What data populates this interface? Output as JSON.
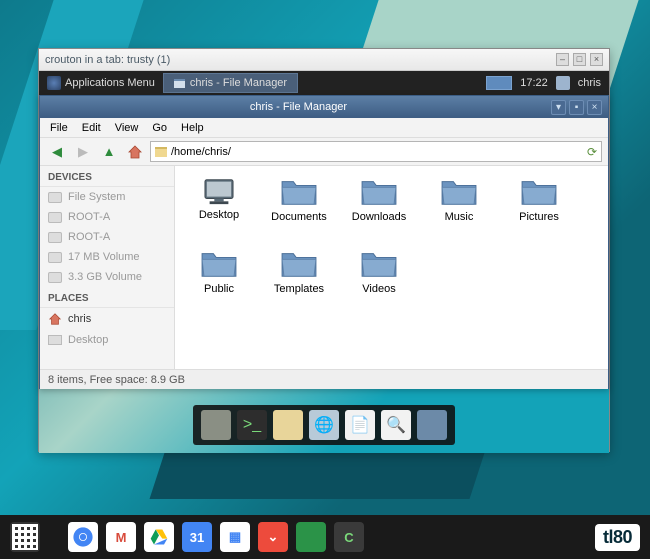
{
  "outer_window": {
    "title": "crouton in a tab: trusty (1)"
  },
  "panel": {
    "appmenu": "Applications Menu",
    "task": "chris - File Manager",
    "clock": "17:22",
    "user": "chris"
  },
  "filemanager": {
    "title": "chris - File Manager",
    "menus": [
      "File",
      "Edit",
      "View",
      "Go",
      "Help"
    ],
    "path": "/home/chris/",
    "sidebar": {
      "devices_head": "DEVICES",
      "places_head": "PLACES",
      "devices": [
        "File System",
        "ROOT-A",
        "ROOT-A",
        "17 MB Volume",
        "3.3 GB Volume"
      ],
      "places": [
        "chris",
        "Desktop"
      ]
    },
    "icons": [
      "Desktop",
      "Documents",
      "Downloads",
      "Music",
      "Pictures",
      "Public",
      "Templates",
      "Videos"
    ],
    "status": "8 items, Free space: 8.9 GB"
  },
  "watermark": "tl80"
}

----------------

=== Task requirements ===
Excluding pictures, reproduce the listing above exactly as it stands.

=== Solution ===
What data populates this interface? Output as JSON.
{
  "outer_window": {
    "title": "crouton in a tab: trusty (1)"
  },
  "panel": {
    "appmenu": "Applications Menu",
    "task": "chris - File Manager",
    "clock": "17:22",
    "user": "chris"
  },
  "filemanager": {
    "title": "chris - File Manager",
    "menus": [
      "File",
      "Edit",
      "View",
      "Go",
      "Help"
    ],
    "path": "/home/chris/",
    "sidebar": {
      "devices_head": "DEVICES",
      "places_head": "PLACES",
      "devices": [
        "File System",
        "ROOT-A",
        "ROOT-A",
        "17 MB Volume",
        "3.3 GB Volume"
      ],
      "places": [
        "chris",
        "Desktop"
      ]
    },
    "icons": [
      "Desktop",
      "Documents",
      "Downloads",
      "Music",
      "Pictures",
      "Public",
      "Templates",
      "Videos"
    ],
    "status": "8 items, Free space: 8.9 GB"
  },
  "watermark": "tl80"
}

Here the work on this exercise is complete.